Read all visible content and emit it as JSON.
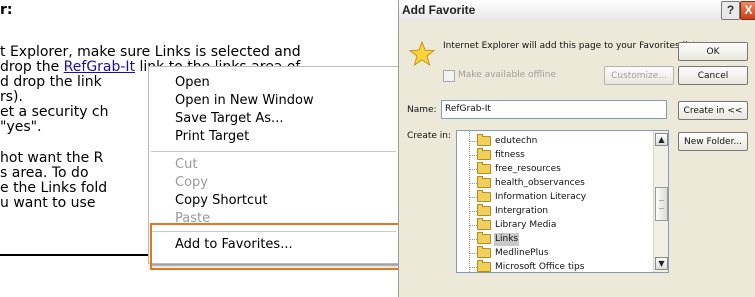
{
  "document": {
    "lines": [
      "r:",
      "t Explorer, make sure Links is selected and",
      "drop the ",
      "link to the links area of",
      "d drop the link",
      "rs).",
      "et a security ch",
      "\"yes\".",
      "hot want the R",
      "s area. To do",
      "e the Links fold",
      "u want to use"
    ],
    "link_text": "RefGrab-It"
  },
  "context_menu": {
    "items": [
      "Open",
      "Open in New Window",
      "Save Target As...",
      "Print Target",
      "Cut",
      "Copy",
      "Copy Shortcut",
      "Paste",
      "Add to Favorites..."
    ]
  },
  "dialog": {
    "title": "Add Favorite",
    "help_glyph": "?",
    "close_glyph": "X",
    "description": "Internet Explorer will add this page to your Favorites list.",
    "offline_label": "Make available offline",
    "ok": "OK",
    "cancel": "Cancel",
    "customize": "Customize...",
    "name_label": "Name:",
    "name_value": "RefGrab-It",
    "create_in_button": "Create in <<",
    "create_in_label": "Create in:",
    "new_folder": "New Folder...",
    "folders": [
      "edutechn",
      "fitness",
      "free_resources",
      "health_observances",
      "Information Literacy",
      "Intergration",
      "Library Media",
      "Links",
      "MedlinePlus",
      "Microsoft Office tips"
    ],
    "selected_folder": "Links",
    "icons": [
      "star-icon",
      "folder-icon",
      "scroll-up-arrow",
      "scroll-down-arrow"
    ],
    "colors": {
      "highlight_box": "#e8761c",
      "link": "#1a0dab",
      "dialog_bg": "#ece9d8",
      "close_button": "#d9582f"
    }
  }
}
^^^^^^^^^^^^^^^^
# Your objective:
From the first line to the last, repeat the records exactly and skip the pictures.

# Answer box:
Read all visible content and emit it as JSON.
{
  "document": {
    "lines": [
      "r:",
      "t Explorer, make sure Links is selected and",
      "drop the ",
      "link to the links area of",
      "d drop the link",
      "rs).",
      "et a security ch",
      "\"yes\".",
      "hot want the R",
      "s area. To do",
      "e the Links fold",
      "u want to use"
    ],
    "link_text": "RefGrab-It"
  },
  "context_menu": {
    "items": [
      "Open",
      "Open in New Window",
      "Save Target As...",
      "Print Target",
      "Cut",
      "Copy",
      "Copy Shortcut",
      "Paste",
      "Add to Favorites..."
    ]
  },
  "dialog": {
    "title": "Add Favorite",
    "help_glyph": "?",
    "close_glyph": "X",
    "description": "Internet Explorer will add this page to your Favorites list.",
    "offline_label": "Make available offline",
    "ok": "OK",
    "cancel": "Cancel",
    "customize": "Customize...",
    "name_label": "Name:",
    "name_value": "RefGrab-It",
    "create_in_button": "Create in <<",
    "create_in_label": "Create in:",
    "new_folder": "New Folder...",
    "folders": [
      "edutechn",
      "fitness",
      "free_resources",
      "health_observances",
      "Information Literacy",
      "Intergration",
      "Library Media",
      "Links",
      "MedlinePlus",
      "Microsoft Office tips"
    ],
    "selected_folder": "Links",
    "icons": [
      "star-icon",
      "folder-icon",
      "scroll-up-arrow",
      "scroll-down-arrow"
    ],
    "colors": {
      "highlight_box": "#e8761c",
      "link": "#1a0dab",
      "dialog_bg": "#ece9d8",
      "close_button": "#d9582f"
    }
  }
}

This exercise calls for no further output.